> _EXERCISE OBJECTIVE_: Give the data again in full, without pictures.

Data records for software interfaces
"""

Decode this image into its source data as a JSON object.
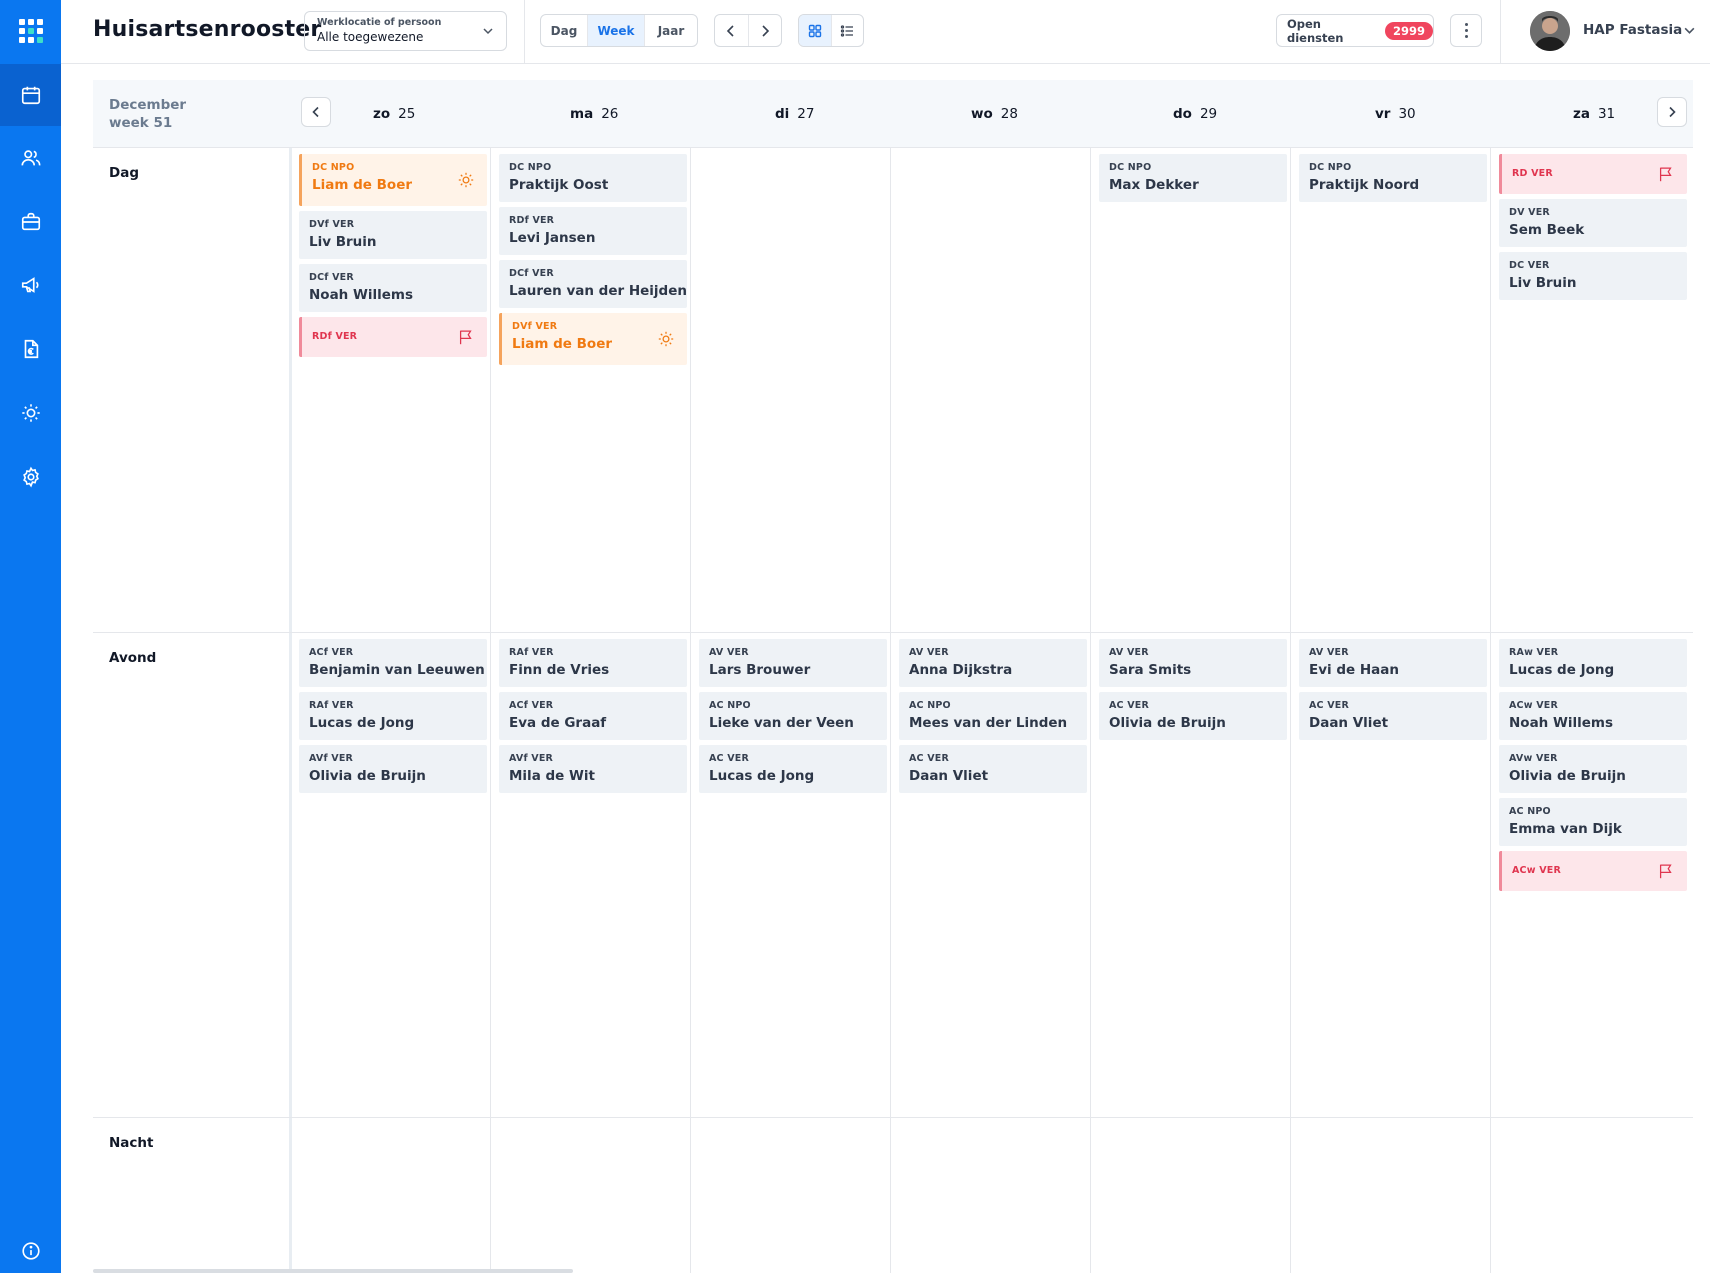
{
  "app": {
    "title": "Huisartsenrooster"
  },
  "location_select": {
    "label": "Werklocatie of persoon",
    "value": "Alle toegewezene"
  },
  "view_modes": [
    "Dag",
    "Week",
    "Jaar"
  ],
  "active_view": "Week",
  "open_shifts": {
    "label": "Open diensten",
    "count": "2999"
  },
  "user": {
    "name": "HAP Fastasia"
  },
  "sidebar": {
    "icons": [
      "calendar-icon",
      "users-icon",
      "briefcase-icon",
      "megaphone-icon",
      "invoice-icon",
      "sun-icon",
      "gear-icon"
    ],
    "bottom_icon": "info-icon"
  },
  "colors": {
    "sidebar": "#0a77f0",
    "accent": "#1a73e8",
    "badge": "#f0455e",
    "vacation": "#f07a12",
    "open": "#e0354f"
  },
  "calendar": {
    "month": "December",
    "week": "week 51",
    "days": [
      {
        "abbr": "zo",
        "num": "25"
      },
      {
        "abbr": "ma",
        "num": "26"
      },
      {
        "abbr": "di",
        "num": "27"
      },
      {
        "abbr": "wo",
        "num": "28"
      },
      {
        "abbr": "do",
        "num": "29"
      },
      {
        "abbr": "vr",
        "num": "30"
      },
      {
        "abbr": "za",
        "num": "31"
      }
    ],
    "rows": [
      {
        "label": "Dag",
        "cells": [
          [
            {
              "code": "DC NPO",
              "name": "Liam de Boer",
              "type": "vacation",
              "icon": "sun-icon"
            },
            {
              "code": "DVf VER",
              "name": "Liv Bruin"
            },
            {
              "code": "DCf VER",
              "name": "Noah Willems"
            },
            {
              "code": "RDf VER",
              "name": "",
              "type": "open",
              "icon": "flag-icon"
            }
          ],
          [
            {
              "code": "DC NPO",
              "name": "Praktijk Oost"
            },
            {
              "code": "RDf VER",
              "name": "Levi Jansen"
            },
            {
              "code": "DCf VER",
              "name": "Lauren van der Heijden"
            },
            {
              "code": "DVf VER",
              "name": "Liam de Boer",
              "type": "vacation",
              "icon": "sun-icon"
            }
          ],
          [],
          [],
          [
            {
              "code": "DC NPO",
              "name": "Max Dekker"
            }
          ],
          [
            {
              "code": "DC NPO",
              "name": "Praktijk Noord"
            }
          ],
          [
            {
              "code": "RD VER",
              "name": "",
              "type": "open",
              "icon": "flag-icon"
            },
            {
              "code": "DV VER",
              "name": "Sem Beek"
            },
            {
              "code": "DC VER",
              "name": "Liv Bruin"
            }
          ]
        ]
      },
      {
        "label": "Avond",
        "cells": [
          [
            {
              "code": "ACf VER",
              "name": "Benjamin van Leeuwen"
            },
            {
              "code": "RAf VER",
              "name": "Lucas de Jong"
            },
            {
              "code": "AVf VER",
              "name": "Olivia de Bruijn"
            }
          ],
          [
            {
              "code": "RAf VER",
              "name": "Finn de Vries"
            },
            {
              "code": "ACf VER",
              "name": "Eva de Graaf"
            },
            {
              "code": "AVf VER",
              "name": "Mila de Wit"
            }
          ],
          [
            {
              "code": "AV VER",
              "name": "Lars Brouwer"
            },
            {
              "code": "AC NPO",
              "name": "Lieke van der Veen"
            },
            {
              "code": "AC VER",
              "name": "Lucas de Jong"
            }
          ],
          [
            {
              "code": "AV VER",
              "name": "Anna Dijkstra"
            },
            {
              "code": "AC NPO",
              "name": "Mees van der Linden"
            },
            {
              "code": "AC VER",
              "name": "Daan Vliet"
            }
          ],
          [
            {
              "code": "AV VER",
              "name": "Sara Smits"
            },
            {
              "code": "AC VER",
              "name": "Olivia de Bruijn"
            }
          ],
          [
            {
              "code": "AV VER",
              "name": "Evi de Haan"
            },
            {
              "code": "AC VER",
              "name": "Daan Vliet"
            }
          ],
          [
            {
              "code": "RAw VER",
              "name": "Lucas de Jong"
            },
            {
              "code": "ACw VER",
              "name": "Noah Willems"
            },
            {
              "code": "AVw VER",
              "name": "Olivia de Bruijn"
            },
            {
              "code": "AC NPO",
              "name": "Emma van Dijk"
            },
            {
              "code": "ACw VER",
              "name": "",
              "type": "open",
              "icon": "flag-icon"
            }
          ]
        ]
      },
      {
        "label": "Nacht",
        "cells": [
          [],
          [],
          [],
          [],
          [],
          [],
          []
        ]
      }
    ]
  }
}
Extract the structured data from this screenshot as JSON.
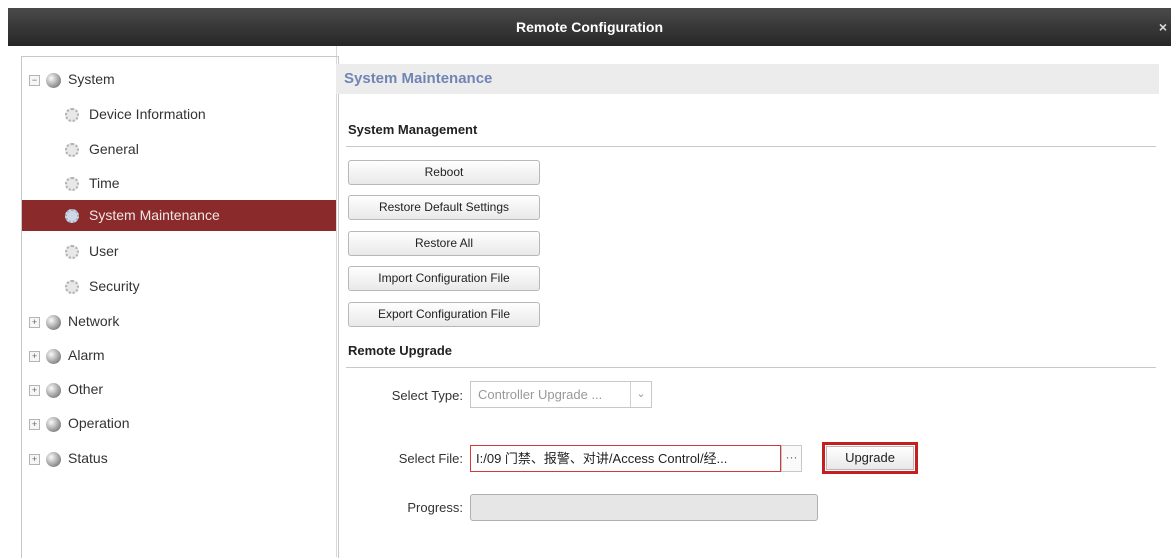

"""

> _TASK OUTPUT_:
Decode this image into its source data as a JSON object.
{
  "app": {
    "title": "Huisartsenrooster"
  },
  "location_select": {
    "label": "Werklocatie of persoon",
    "value": "Alle toegewezene"
  },
  "view_modes": [
    "Dag",
    "Week",
    "Jaar"
  ],
  "active_view": "Week",
  "open_shifts": {
    "label": "Open diensten",
    "count": "2999"
  },
  "user": {
    "name": "HAP Fastasia"
  },
  "sidebar": {
    "icons": [
      "calendar-icon",
      "users-icon",
      "briefcase-icon",
      "megaphone-icon",
      "invoice-icon",
      "sun-icon",
      "gear-icon"
    ],
    "bottom_icon": "info-icon"
  },
  "colors": {
    "sidebar": "#0a77f0",
    "accent": "#1a73e8",
    "badge": "#f0455e",
    "vacation": "#f07a12",
    "open": "#e0354f"
  },
  "calendar": {
    "month": "December",
    "week": "week 51",
    "days": [
      {
        "abbr": "zo",
        "num": "25"
      },
      {
        "abbr": "ma",
        "num": "26"
      },
      {
        "abbr": "di",
        "num": "27"
      },
      {
        "abbr": "wo",
        "num": "28"
      },
      {
        "abbr": "do",
        "num": "29"
      },
      {
        "abbr": "vr",
        "num": "30"
      },
      {
        "abbr": "za",
        "num": "31"
      }
    ],
    "rows": [
      {
        "label": "Dag",
        "cells": [
          [
            {
              "code": "DC NPO",
              "name": "Liam de Boer",
              "type": "vacation",
              "icon": "sun-icon"
            },
            {
              "code": "DVf VER",
              "name": "Liv Bruin"
            },
            {
              "code": "DCf VER",
              "name": "Noah Willems"
            },
            {
              "code": "RDf VER",
              "name": "",
              "type": "open",
              "icon": "flag-icon"
            }
          ],
          [
            {
              "code": "DC NPO",
              "name": "Praktijk Oost"
            },
            {
              "code": "RDf VER",
              "name": "Levi Jansen"
            },
            {
              "code": "DCf VER",
              "name": "Lauren van der Heijden"
            },
            {
              "code": "DVf VER",
              "name": "Liam de Boer",
              "type": "vacation",
              "icon": "sun-icon"
            }
          ],
          [],
          [],
          [
            {
              "code": "DC NPO",
              "name": "Max Dekker"
            }
          ],
          [
            {
              "code": "DC NPO",
              "name": "Praktijk Noord"
            }
          ],
          [
            {
              "code": "RD VER",
              "name": "",
              "type": "open",
              "icon": "flag-icon"
            },
            {
              "code": "DV VER",
              "name": "Sem Beek"
            },
            {
              "code": "DC VER",
              "name": "Liv Bruin"
            }
          ]
        ]
      },
      {
        "label": "Avond",
        "cells": [
          [
            {
              "code": "ACf VER",
              "name": "Benjamin van Leeuwen"
            },
            {
              "code": "RAf VER",
              "name": "Lucas de Jong"
            },
            {
              "code": "AVf VER",
              "name": "Olivia de Bruijn"
            }
          ],
          [
            {
              "code": "RAf VER",
              "name": "Finn de Vries"
            },
            {
              "code": "ACf VER",
              "name": "Eva de Graaf"
            },
            {
              "code": "AVf VER",
              "name": "Mila de Wit"
            }
          ],
          [
            {
              "code": "AV VER",
              "name": "Lars Brouwer"
            },
            {
              "code": "AC NPO",
              "name": "Lieke van der Veen"
            },
            {
              "code": "AC VER",
              "name": "Lucas de Jong"
            }
          ],
          [
            {
              "code": "AV VER",
              "name": "Anna Dijkstra"
            },
            {
              "code": "AC NPO",
              "name": "Mees van der Linden"
            },
            {
              "code": "AC VER",
              "name": "Daan Vliet"
            }
          ],
          [
            {
              "code": "AV VER",
              "name": "Sara Smits"
            },
            {
              "code": "AC VER",
              "name": "Olivia de Bruijn"
            }
          ],
          [
            {
              "code": "AV VER",
              "name": "Evi de Haan"
            },
            {
              "code": "AC VER",
              "name": "Daan Vliet"
            }
          ],
          [
            {
              "code": "RAw VER",
              "name": "Lucas de Jong"
            },
            {
              "code": "ACw VER",
              "name": "Noah Willems"
            },
            {
              "code": "AVw VER",
              "name": "Olivia de Bruijn"
            },
            {
              "code": "AC NPO",
              "name": "Emma van Dijk"
            },
            {
              "code": "ACw VER",
              "name": "",
              "type": "open",
              "icon": "flag-icon"
            }
          ]
        ]
      },
      {
        "label": "Nacht",
        "cells": [
          [],
          [],
          [],
          [],
          [],
          [],
          []
        ]
      }
    ]
  }
}
Extract the structured data from this screenshot as JSON.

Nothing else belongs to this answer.